The story of so many wines of south-west France is intricately tied up with the history of Santiago de Compostela and this is the case with Marcillac. The origins are older of course; the Romans understood the potential of the Douro-like terraces that form the landscape here. But the town of Conques, occupying a pivotal position along the pilgrim's route saw a blossoming in the vineyards of nearby Marcillac. And then in the XIXth century the steel town of Decazeville saw a staggering expansion of the vineyards there.
But then, fortunes changed. First phylloxera then war saw Marcillac all but destroyed. The Teulier family was one of few to own what was left of this once large vineyard.
And so under the drive and guidance of Philippe Teulier, and others, the fightback began.

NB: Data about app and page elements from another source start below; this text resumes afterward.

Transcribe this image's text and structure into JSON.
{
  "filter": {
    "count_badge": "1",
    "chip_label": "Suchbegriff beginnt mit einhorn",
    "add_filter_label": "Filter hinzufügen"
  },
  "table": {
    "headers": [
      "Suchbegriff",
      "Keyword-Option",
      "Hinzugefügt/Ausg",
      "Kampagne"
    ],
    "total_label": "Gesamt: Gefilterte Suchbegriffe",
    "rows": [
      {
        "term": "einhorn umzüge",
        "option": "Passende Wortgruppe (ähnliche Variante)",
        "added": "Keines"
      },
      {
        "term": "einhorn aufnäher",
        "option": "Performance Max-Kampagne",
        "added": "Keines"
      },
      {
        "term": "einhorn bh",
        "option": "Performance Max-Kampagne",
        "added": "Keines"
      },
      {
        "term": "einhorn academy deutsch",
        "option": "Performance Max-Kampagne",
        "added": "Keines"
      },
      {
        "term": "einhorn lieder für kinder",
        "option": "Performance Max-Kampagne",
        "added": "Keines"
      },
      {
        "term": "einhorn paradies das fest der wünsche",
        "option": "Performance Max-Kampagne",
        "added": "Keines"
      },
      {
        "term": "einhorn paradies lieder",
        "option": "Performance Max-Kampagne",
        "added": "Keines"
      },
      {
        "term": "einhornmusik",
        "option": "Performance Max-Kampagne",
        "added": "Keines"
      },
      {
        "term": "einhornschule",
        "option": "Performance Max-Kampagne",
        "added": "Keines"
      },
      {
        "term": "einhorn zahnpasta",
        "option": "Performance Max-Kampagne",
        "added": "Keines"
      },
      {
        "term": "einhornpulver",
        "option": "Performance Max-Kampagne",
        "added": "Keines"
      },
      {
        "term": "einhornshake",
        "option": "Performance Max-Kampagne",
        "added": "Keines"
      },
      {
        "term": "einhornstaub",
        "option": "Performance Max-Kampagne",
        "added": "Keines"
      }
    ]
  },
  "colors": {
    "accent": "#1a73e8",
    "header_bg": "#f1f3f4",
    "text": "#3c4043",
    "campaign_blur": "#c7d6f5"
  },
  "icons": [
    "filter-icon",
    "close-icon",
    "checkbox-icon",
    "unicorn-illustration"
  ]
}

It was a slow business to start as Marcillac is not easy to plant with vineyards. The terrain is challenging and at high altitude, as is the climate which is continental. Philippe is today one of the largest land holders, now working with his son, Julien. They make red and white but of course the majority is red. Only one red grape variety is planted and this is locally known as mansois, known in Madiran and Cahors as fer servadou, appropriately enough as the soils here are naturally rich in iron.
Marcillac is a mountain wine, closer in style in some ways to many reds produced in Savoie. The wines tend to be light, bursting with raspberry-like fruit and there is always a tannic presence which gives a rustic feel to the wine.
Unquestionably, Marcillac is a great food wine and one of the partners to such staple fare as bangers and mash. Philippe and Julien Teulier farm some 30 hectares of Marcillac, or nearly 20% of the total. The main wine, colourfully called 'Lo Sang del Pais' sees no oak and is bottled after the winter. They also make a more ambitious cuvee of old vines which is aged oak and which we occasionally buy.